**WORK ORDER**: Only the text should be kept: print every entry below exactly and leave each image out.

[LISTED RECORDS]

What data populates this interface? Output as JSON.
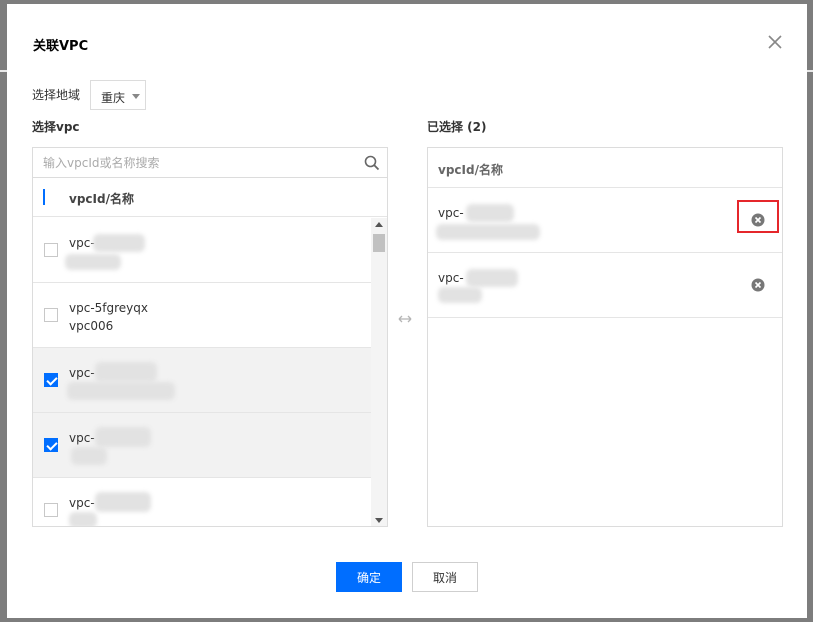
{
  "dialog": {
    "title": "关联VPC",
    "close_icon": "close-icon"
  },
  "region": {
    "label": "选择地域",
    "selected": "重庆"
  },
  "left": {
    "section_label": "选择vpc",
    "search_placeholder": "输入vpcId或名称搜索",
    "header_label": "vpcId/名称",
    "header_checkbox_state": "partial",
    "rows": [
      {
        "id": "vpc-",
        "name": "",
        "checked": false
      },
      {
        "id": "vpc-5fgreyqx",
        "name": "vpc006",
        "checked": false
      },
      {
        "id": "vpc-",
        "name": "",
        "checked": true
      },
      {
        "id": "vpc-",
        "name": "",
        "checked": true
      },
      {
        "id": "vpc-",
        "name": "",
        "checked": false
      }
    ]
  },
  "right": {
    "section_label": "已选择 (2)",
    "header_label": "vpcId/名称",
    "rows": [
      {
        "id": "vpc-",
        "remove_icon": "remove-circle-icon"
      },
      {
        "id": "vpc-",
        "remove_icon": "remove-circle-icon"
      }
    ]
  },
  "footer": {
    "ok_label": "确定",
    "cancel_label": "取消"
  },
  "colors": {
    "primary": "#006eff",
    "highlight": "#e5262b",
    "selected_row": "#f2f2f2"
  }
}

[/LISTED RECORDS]

**YOUR SOLUTION**:
What data populates this interface? Output as JSON.
{
  "dialog": {
    "title": "关联VPC",
    "close_icon": "close-icon"
  },
  "region": {
    "label": "选择地域",
    "selected": "重庆"
  },
  "left": {
    "section_label": "选择vpc",
    "search_placeholder": "输入vpcId或名称搜索",
    "header_label": "vpcId/名称",
    "header_checkbox_state": "partial",
    "rows": [
      {
        "id": "vpc-",
        "name": "",
        "checked": false
      },
      {
        "id": "vpc-5fgreyqx",
        "name": "vpc006",
        "checked": false
      },
      {
        "id": "vpc-",
        "name": "",
        "checked": true
      },
      {
        "id": "vpc-",
        "name": "",
        "checked": true
      },
      {
        "id": "vpc-",
        "name": "",
        "checked": false
      }
    ]
  },
  "right": {
    "section_label": "已选择 (2)",
    "header_label": "vpcId/名称",
    "rows": [
      {
        "id": "vpc-",
        "remove_icon": "remove-circle-icon"
      },
      {
        "id": "vpc-",
        "remove_icon": "remove-circle-icon"
      }
    ]
  },
  "footer": {
    "ok_label": "确定",
    "cancel_label": "取消"
  },
  "colors": {
    "primary": "#006eff",
    "highlight": "#e5262b",
    "selected_row": "#f2f2f2"
  }
}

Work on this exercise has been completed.